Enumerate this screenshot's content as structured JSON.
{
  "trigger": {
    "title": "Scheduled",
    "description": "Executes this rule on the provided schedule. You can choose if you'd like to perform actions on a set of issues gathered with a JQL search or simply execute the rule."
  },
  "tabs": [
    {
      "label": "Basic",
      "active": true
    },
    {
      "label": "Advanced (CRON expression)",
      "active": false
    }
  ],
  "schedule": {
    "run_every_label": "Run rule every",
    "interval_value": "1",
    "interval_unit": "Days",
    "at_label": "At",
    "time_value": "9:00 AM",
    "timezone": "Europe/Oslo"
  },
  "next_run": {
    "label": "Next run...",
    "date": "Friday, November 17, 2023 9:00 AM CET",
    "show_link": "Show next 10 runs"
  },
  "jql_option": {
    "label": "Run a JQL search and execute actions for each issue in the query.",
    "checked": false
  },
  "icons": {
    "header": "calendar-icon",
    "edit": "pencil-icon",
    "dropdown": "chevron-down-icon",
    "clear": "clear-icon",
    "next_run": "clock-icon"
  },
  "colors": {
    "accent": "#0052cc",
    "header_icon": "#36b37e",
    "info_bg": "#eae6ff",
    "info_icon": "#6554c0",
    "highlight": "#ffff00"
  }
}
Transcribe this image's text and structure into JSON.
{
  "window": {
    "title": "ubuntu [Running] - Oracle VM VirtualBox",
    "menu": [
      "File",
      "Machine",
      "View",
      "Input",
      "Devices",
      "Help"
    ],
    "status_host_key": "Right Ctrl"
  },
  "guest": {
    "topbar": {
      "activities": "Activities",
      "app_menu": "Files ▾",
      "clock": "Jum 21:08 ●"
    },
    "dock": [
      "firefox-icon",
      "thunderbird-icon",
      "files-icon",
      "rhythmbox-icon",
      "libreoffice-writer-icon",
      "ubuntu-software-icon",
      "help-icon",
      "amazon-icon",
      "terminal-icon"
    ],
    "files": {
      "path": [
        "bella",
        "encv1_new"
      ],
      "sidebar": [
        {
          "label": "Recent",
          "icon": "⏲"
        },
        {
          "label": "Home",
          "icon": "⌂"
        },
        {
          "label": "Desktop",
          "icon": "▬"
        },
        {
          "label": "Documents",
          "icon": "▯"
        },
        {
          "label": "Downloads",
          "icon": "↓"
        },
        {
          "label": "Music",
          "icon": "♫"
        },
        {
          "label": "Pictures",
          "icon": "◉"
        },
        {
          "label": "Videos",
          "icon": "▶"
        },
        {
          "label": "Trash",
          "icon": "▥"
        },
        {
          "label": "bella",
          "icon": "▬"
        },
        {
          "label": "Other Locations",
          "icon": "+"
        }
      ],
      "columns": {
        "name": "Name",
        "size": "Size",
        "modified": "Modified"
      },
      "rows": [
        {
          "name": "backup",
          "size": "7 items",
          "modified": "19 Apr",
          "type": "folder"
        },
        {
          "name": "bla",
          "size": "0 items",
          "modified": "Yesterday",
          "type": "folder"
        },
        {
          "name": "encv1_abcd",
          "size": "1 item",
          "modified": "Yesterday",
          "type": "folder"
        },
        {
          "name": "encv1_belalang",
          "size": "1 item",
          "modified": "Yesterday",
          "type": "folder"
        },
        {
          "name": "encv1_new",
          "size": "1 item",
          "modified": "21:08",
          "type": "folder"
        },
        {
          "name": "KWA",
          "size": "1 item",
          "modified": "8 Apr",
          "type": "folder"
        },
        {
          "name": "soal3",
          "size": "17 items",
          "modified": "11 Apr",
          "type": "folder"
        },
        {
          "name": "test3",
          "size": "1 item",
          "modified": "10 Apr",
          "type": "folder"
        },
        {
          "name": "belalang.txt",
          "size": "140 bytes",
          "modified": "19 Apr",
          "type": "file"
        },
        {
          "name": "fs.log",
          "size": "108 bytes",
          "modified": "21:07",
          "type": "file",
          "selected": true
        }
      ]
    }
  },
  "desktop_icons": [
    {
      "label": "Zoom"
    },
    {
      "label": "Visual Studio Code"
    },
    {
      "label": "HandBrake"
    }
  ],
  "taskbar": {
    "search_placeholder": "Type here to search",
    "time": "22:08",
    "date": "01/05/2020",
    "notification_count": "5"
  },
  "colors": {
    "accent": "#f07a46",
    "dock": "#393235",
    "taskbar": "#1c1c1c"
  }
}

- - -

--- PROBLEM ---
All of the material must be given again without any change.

--- RESPONSE FOR THIS EXERCISE ---
Enumerate this screenshot's content as structured JSON.
{
  "trigger": {
    "title": "Scheduled",
    "description": "Executes this rule on the provided schedule. You can choose if you'd like to perform actions on a set of issues gathered with a JQL search or simply execute the rule."
  },
  "tabs": [
    {
      "label": "Basic",
      "active": true
    },
    {
      "label": "Advanced (CRON expression)",
      "active": false
    }
  ],
  "schedule": {
    "run_every_label": "Run rule every",
    "interval_value": "1",
    "interval_unit": "Days",
    "at_label": "At",
    "time_value": "9:00 AM",
    "timezone": "Europe/Oslo"
  },
  "next_run": {
    "label": "Next run...",
    "date": "Friday, November 17, 2023 9:00 AM CET",
    "show_link": "Show next 10 runs"
  },
  "jql_option": {
    "label": "Run a JQL search and execute actions for each issue in the query.",
    "checked": false
  },
  "icons": {
    "header": "calendar-icon",
    "edit": "pencil-icon",
    "dropdown": "chevron-down-icon",
    "clear": "clear-icon",
    "next_run": "clock-icon"
  },
  "colors": {
    "accent": "#0052cc",
    "header_icon": "#36b37e",
    "info_bg": "#eae6ff",
    "info_icon": "#6554c0",
    "highlight": "#ffff00"
  }
}
Transcribe this image's text and structure into JSON.
{
  "window": {
    "title": "ubuntu [Running] - Oracle VM VirtualBox",
    "menu": [
      "File",
      "Machine",
      "View",
      "Input",
      "Devices",
      "Help"
    ],
    "status_host_key": "Right Ctrl"
  },
  "guest": {
    "topbar": {
      "activities": "Activities",
      "app_menu": "Files ▾",
      "clock": "Jum 21:08 ●"
    },
    "dock": [
      "firefox-icon",
      "thunderbird-icon",
      "files-icon",
      "rhythmbox-icon",
      "libreoffice-writer-icon",
      "ubuntu-software-icon",
      "help-icon",
      "amazon-icon",
      "terminal-icon"
    ],
    "files": {
      "path": [
        "bella",
        "encv1_new"
      ],
      "sidebar": [
        {
          "label": "Recent",
          "icon": "⏲"
        },
        {
          "label": "Home",
          "icon": "⌂"
        },
        {
          "label": "Desktop",
          "icon": "▬"
        },
        {
          "label": "Documents",
          "icon": "▯"
        },
        {
          "label": "Downloads",
          "icon": "↓"
        },
        {
          "label": "Music",
          "icon": "♫"
        },
        {
          "label": "Pictures",
          "icon": "◉"
        },
        {
          "label": "Videos",
          "icon": "▶"
        },
        {
          "label": "Trash",
          "icon": "▥"
        },
        {
          "label": "bella",
          "icon": "▬"
        },
        {
          "label": "Other Locations",
          "icon": "+"
        }
      ],
      "columns": {
        "name": "Name",
        "size": "Size",
        "modified": "Modified"
      },
      "rows": [
        {
          "name": "backup",
          "size": "7 items",
          "modified": "19 Apr",
          "type": "folder"
        },
        {
          "name": "bla",
          "size": "0 items",
          "modified": "Yesterday",
          "type": "folder"
        },
        {
          "name": "encv1_abcd",
          "size": "1 item",
          "modified": "Yesterday",
          "type": "folder"
        },
        {
          "name": "encv1_belalang",
          "size": "1 item",
          "modified": "Yesterday",
          "type": "folder"
        },
        {
          "name": "encv1_new",
          "size": "1 item",
          "modified": "21:08",
          "type": "folder"
        },
        {
          "name": "KWA",
          "size": "1 item",
          "modified": "8 Apr",
          "type": "folder"
        },
        {
          "name": "soal3",
          "size": "17 items",
          "modified": "11 Apr",
          "type": "folder"
        },
        {
          "name": "test3",
          "size": "1 item",
          "modified": "10 Apr",
          "type": "folder"
        },
        {
          "name": "belalang.txt",
          "size": "140 bytes",
          "modified": "19 Apr",
          "type": "file"
        },
        {
          "name": "fs.log",
          "size": "108 bytes",
          "modified": "21:07",
          "type": "file",
          "selected": true
        }
      ]
    }
  },
  "desktop_icons": [
    {
      "label": "Zoom"
    },
    {
      "label": "Visual Studio Code"
    },
    {
      "label": "HandBrake"
    }
  ],
  "taskbar": {
    "search_placeholder": "Type here to search",
    "time": "22:08",
    "date": "01/05/2020",
    "notification_count": "5"
  },
  "colors": {
    "accent": "#f07a46",
    "dock": "#393235",
    "taskbar": "#1c1c1c"
  }
}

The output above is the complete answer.